= Beginning of Section =

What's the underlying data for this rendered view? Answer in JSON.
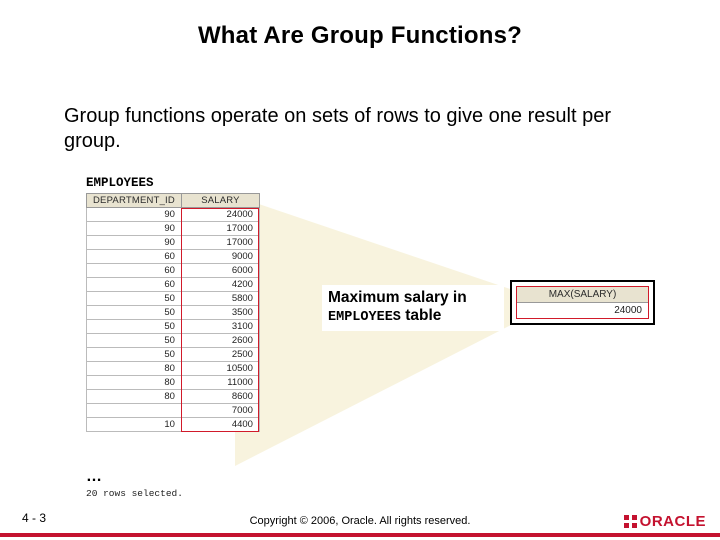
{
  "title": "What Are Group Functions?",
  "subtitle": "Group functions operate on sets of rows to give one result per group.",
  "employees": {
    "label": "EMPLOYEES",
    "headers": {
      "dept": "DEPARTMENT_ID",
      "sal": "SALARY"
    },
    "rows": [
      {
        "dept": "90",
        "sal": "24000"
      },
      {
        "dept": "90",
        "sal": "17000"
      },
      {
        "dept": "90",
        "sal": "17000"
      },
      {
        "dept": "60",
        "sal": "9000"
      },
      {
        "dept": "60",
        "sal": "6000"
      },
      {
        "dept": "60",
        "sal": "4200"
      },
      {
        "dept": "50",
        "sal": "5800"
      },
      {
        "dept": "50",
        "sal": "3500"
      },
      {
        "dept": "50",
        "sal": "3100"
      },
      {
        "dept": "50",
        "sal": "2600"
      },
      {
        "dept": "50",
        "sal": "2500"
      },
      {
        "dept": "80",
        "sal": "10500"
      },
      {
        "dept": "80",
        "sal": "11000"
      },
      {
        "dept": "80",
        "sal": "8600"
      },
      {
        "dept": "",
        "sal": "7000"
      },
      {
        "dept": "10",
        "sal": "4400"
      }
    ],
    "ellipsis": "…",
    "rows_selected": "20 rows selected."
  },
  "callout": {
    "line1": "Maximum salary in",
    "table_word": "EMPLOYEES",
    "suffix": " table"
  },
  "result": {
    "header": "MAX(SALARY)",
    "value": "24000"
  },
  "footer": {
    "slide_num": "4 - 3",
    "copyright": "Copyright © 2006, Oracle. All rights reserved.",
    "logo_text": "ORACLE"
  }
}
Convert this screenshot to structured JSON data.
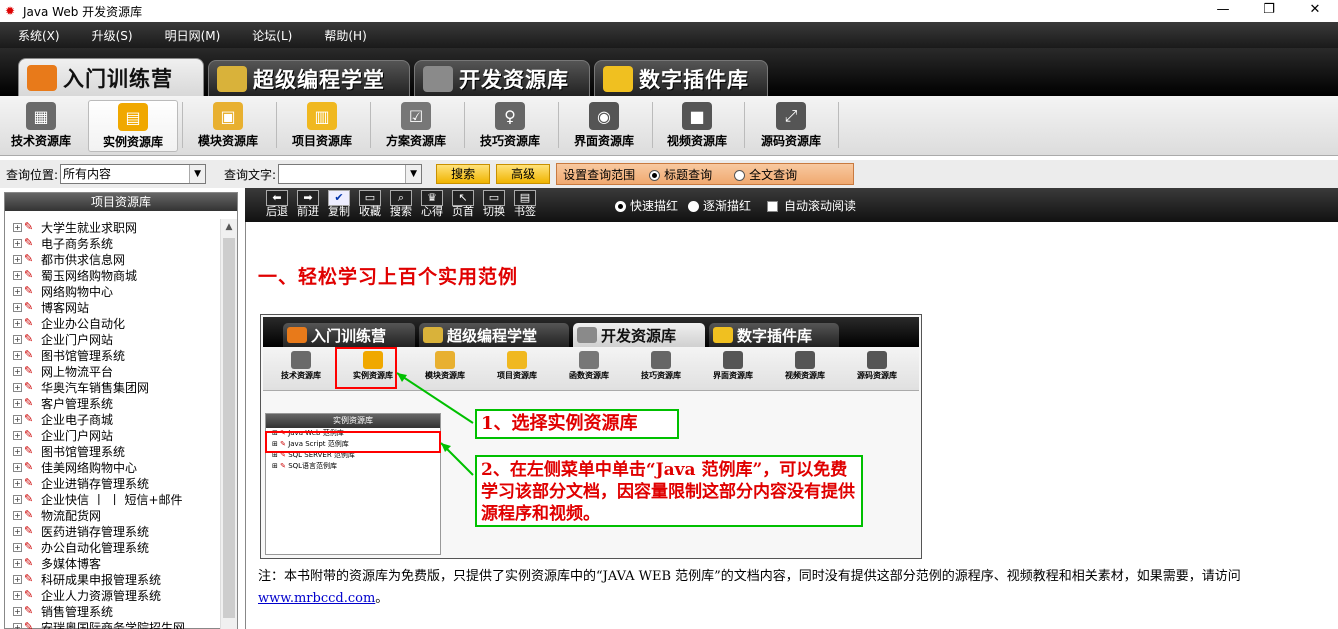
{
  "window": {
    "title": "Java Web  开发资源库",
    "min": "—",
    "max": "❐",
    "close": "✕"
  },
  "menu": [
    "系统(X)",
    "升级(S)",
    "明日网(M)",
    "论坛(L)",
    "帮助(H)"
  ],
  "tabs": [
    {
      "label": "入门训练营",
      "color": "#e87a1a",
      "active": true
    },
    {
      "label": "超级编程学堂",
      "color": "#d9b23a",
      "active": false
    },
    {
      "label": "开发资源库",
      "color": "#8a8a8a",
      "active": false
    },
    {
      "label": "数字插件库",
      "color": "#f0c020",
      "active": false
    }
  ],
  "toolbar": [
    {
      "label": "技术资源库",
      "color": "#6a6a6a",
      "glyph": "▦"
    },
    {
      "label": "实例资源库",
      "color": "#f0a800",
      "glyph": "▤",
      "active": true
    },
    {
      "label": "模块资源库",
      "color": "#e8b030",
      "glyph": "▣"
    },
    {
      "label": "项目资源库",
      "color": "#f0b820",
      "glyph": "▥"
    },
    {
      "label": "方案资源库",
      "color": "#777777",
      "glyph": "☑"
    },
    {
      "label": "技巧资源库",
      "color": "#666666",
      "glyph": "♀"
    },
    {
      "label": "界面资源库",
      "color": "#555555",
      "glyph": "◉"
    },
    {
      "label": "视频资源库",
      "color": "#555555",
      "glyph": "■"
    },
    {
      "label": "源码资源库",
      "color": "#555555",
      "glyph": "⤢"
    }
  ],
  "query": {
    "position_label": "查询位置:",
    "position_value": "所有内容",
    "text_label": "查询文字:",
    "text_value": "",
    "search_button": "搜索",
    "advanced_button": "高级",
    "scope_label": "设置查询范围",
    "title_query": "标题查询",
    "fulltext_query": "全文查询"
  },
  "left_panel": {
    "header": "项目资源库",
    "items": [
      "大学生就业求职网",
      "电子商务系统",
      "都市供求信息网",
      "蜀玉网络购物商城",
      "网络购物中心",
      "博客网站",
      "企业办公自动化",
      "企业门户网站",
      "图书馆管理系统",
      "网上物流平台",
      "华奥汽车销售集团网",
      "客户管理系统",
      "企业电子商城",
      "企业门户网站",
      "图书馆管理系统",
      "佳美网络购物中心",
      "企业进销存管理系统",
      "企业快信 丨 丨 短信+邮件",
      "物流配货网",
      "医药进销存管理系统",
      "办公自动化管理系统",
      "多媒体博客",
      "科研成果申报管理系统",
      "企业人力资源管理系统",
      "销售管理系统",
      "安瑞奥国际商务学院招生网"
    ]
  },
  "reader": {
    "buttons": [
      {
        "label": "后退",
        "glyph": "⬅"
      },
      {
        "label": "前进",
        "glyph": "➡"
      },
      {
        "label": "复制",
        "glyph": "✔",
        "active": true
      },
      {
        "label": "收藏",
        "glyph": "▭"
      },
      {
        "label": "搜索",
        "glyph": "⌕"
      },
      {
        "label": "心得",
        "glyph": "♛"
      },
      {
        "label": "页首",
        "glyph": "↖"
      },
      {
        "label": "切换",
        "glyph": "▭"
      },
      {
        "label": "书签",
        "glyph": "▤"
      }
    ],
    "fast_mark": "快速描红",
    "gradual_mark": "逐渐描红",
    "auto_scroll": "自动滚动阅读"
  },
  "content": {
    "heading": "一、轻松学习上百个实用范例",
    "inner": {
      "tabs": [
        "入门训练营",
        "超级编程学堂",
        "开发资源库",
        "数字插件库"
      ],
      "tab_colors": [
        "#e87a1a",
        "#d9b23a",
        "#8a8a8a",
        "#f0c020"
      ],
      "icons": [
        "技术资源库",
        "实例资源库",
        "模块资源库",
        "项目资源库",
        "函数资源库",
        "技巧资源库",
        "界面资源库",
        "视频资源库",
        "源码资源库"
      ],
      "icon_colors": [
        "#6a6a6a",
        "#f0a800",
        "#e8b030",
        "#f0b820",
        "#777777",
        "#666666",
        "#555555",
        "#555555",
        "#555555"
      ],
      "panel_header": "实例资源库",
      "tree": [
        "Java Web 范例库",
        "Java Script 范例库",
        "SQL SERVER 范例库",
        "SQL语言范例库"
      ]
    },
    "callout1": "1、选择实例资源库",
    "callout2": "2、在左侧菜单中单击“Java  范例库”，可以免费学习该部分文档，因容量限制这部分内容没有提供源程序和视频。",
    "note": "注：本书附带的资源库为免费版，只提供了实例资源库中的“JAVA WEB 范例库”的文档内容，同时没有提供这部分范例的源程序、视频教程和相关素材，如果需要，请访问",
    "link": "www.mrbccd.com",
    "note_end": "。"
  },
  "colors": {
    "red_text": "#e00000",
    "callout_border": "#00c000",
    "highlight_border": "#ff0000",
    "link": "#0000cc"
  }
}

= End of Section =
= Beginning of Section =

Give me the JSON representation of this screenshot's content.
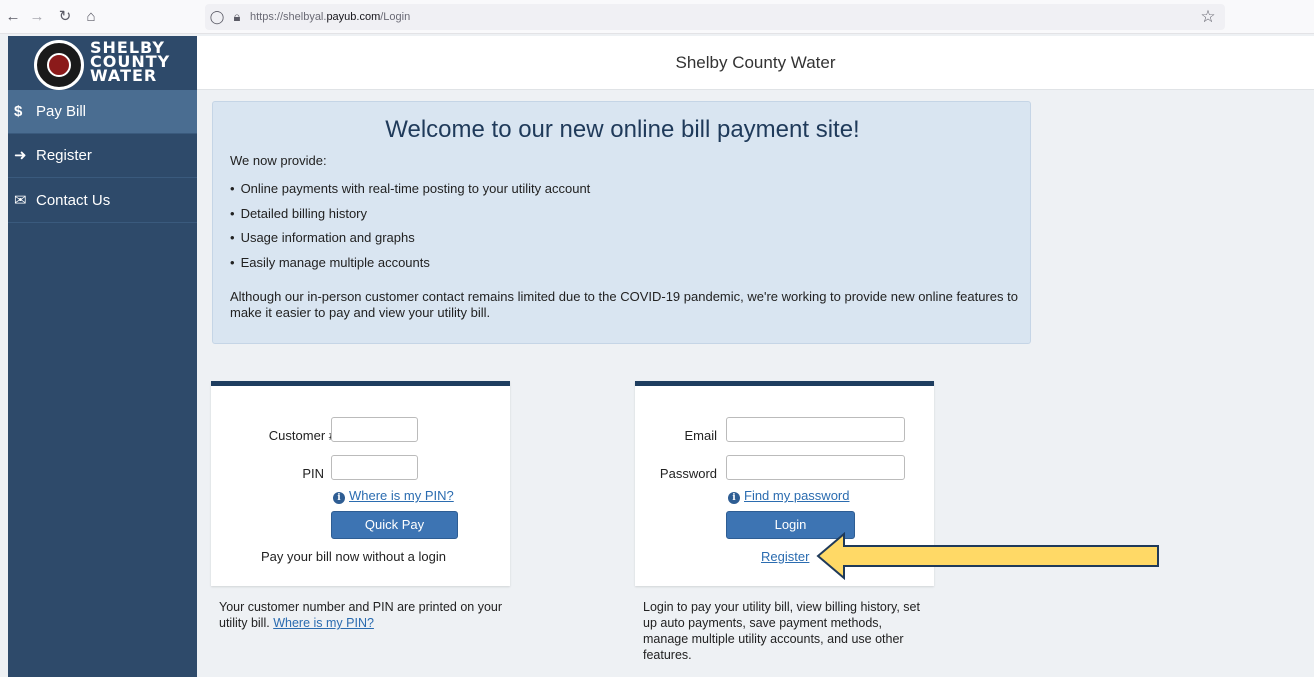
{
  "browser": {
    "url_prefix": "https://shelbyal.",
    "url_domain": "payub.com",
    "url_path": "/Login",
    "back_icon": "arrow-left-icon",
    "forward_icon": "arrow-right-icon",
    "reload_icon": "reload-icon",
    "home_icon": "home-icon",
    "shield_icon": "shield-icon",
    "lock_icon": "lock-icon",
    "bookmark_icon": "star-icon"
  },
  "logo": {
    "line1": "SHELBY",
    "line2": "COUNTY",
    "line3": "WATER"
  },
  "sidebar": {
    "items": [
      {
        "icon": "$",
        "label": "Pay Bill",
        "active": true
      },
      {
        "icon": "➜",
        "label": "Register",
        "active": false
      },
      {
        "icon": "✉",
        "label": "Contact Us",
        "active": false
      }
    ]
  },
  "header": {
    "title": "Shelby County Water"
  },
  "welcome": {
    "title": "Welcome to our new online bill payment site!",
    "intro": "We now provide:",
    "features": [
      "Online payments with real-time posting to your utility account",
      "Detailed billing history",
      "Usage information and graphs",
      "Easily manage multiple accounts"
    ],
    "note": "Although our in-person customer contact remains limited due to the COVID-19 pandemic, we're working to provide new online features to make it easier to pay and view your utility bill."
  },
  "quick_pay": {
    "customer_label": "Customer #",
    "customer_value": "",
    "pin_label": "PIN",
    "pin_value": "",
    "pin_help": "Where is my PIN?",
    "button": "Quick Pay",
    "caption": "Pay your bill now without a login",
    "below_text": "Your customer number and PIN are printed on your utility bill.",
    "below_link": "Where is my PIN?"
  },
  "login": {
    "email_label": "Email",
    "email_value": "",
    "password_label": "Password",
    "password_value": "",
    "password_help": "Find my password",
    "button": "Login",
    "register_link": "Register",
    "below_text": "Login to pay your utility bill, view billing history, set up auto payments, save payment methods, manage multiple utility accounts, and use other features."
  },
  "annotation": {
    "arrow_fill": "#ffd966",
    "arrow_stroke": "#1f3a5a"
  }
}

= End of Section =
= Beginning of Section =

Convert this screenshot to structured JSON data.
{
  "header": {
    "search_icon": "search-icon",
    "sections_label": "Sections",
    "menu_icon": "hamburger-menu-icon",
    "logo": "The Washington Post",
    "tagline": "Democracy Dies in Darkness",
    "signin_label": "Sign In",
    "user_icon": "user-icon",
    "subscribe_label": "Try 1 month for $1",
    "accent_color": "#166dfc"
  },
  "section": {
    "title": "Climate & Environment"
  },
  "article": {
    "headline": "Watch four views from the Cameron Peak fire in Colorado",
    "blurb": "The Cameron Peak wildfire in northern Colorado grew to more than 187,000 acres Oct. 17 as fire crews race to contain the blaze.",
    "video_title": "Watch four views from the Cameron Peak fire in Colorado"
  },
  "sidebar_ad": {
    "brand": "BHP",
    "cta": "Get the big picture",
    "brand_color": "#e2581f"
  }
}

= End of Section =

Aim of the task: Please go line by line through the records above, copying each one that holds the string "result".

Solved problem:
  "subtitle": "Group functions operate on sets of rows to give one result per group.",
  "result": {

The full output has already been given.